[ exact phrase in "" • results by date ]

[ Google-powered • results by relevance ]


Try multi-category search (beta) »

LOCATION/TYPE

News Home
Archive
RSS

Subscribe to RSS feed

Add NWW headlines to your site (click here)

Sign up for daily updates

Keep Wind Watch online and independent!

Donate $10

Donate $5

Selected Documents

All Documents

Research Links

Alerts

Press Releases

FAQs

Publications & Products

Photos & Graphics

Videos

Allied Groups

Plans for 26 turbines in Bracklyn and Raharney area  

Credit:  Olga Aughey | Westmeath Examiner | September 11, 2020 | www.westmeathexaminer.ie ~~

Two separate wind energy companies are proposing to erect wind turbines in the Bracklyn area of Delvin – Galetech, and Bord na Móna Powergen.

Galetech plan to build 11 turbines on lands at Bracklyn, while this week Bord na Móna Powergen has published the proposed location for 26 of its turbines, proposed for Ballivor, Bracklin, Carranstown, Lisclogher and Lisclogher West, bringing the total turbine count to 37.

At 200m in height, the turbines in Bracklyn will be the largest built on the island of Ireland, even higher than both The Spire and Liberty Hall in Dublin.

Conor Milligan of the Delvin Wind Info Group says his interest was peaked when he realised the size of the structures.

“Thirty-seven turbines is a lot for a rural area that’s well populated. It’s just wrong,” he says emphatically.

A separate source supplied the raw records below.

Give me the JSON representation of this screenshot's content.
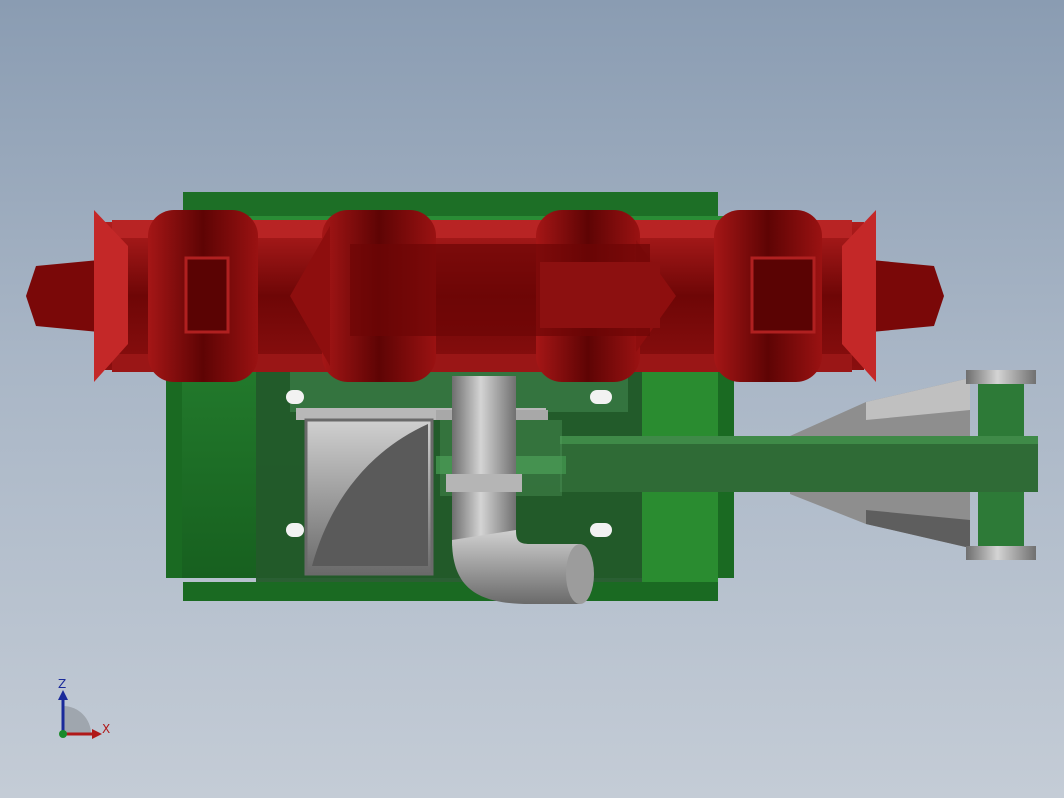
{
  "viewport": {
    "background_top": "#8a9cb2",
    "background_bottom": "#c4ccd6"
  },
  "model": {
    "parts": [
      {
        "name": "frame",
        "color": "#1f7a2a"
      },
      {
        "name": "roller-chain",
        "color": "#7a0a0a"
      },
      {
        "name": "hopper",
        "color": "#9a9a9a"
      },
      {
        "name": "elbow-pipe",
        "color": "#a0a0a0"
      },
      {
        "name": "support-arm",
        "color": "#2f6b36"
      },
      {
        "name": "bracket",
        "color": "#8c8c8c"
      }
    ]
  },
  "triad": {
    "z_label": "Z",
    "x_label": "X",
    "z_color": "#1a2a9a",
    "x_color": "#b01818",
    "y_color": "#1a8a2a"
  }
}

“The Galetech ones are more than three times taller than Liberty Hall in Dublin – which is 59m – at 180m, and the Bord na Móna Powergen turbines are 20m higher again at 200m. These turbines are going to be the tallest in all of Ireland.

“I was told by Galetech that the highest turbines in Ireland at the moment are 174m, and those are located over in the West of Ireland. I believe the reason they have to go so high is they’re not going to get the wind speeds that they want because it’s such flat land.

“Locally, people aren’t against renewable energy but they think the midlands is the wrong place for them. These would be better off-shore, plus there’s other forms of renewable energy. I think people are sickened that these companies can come in and do this to the area.”

Another member of the Delvin Wind Info Group, Mark Clune says: “We’ve just had confirmation of the BnM Powergen turbine locations this week, and the closest is 1km from a house.

“Both Bord na Móna and Galetech held public meetings, the former right before the lockdown started in March, and the latter shortly after, so not a lot of people went those,” continues Mark.

“Bord na Móna windfarm stretches right from Lisclogher, to Bracklyn, Raharney, and then on up to Ballivor.

“The closest turbine in Bracklyn Wind Farm to me is 1,200m from my house.

“Like a lot of people in the group, I’m not against green energy, but I can’t see, if they have to go to 180 or 200 meters, how that will work in a populated area.

“Just looking at the map Bord na Móna released, there’s 72 homes within 800m and 1000m distance of a turbine. That’s 72 families affected.

“First of all your house price will go down, anything between 15 – 40%. Although Galetech actually told us it will go up, – there’s not a hope!

“We’re worried about wildlife, the visual impact, how it’s going to affect the health and wellbeing of families living close-by.

“The noise of them is my main concern. Galetech told us you won’t hear them once you’re over 500m away, but we all know that is not true. Anyone living in the countryside will know that sound travels, particularly at night-time. We’ve visited Mount Lucas, and you can hear them more than 500m away.

“I have two kids here, I don’t know what effect these turbines will have on them. Children have a better hearing range. And even more-so for children with autism, who are extremely sensitive to noise and different frequencies.”

Both projects have yet to go to planning. More info at Delvin Wind Info Group.

Source:  Olga Aughey | Westmeath Examiner | September 11, 2020 | www.westmeathexaminer.ie

This article is the work of the source indicated. Any opinions expressed in it are not necessarily those of National Wind Watch.

The copyright of this article resides with the author or publisher indicated. As part of its noncommercial effort to present the environmental, social, scientific, and economic issues of large-scale wind power development to a global audience seeking such information, National Wind Watch endeavors to observe “fair use” as provided for in section 107 of U.S. Copyright Law and similar “fair dealing” provisions of the copyright laws of other nations. Send requests to excerpt, general inquiries, and comments via e-mail.

Wind Watch relies entirely
on User Funding
Donate $5 PayPal Donate

Share:


News Watch Home

Get the Facts Follow Wind Watch on Twitter

Wind Watch on Facebook

Share

CONTACT DONATE PRIVACY ABOUT SEARCH
© National Wind Watch, Inc.
Use of copyrighted material adheres to Fair Use.
"Wind Watch" is a registered trademark.
Share

 Follow: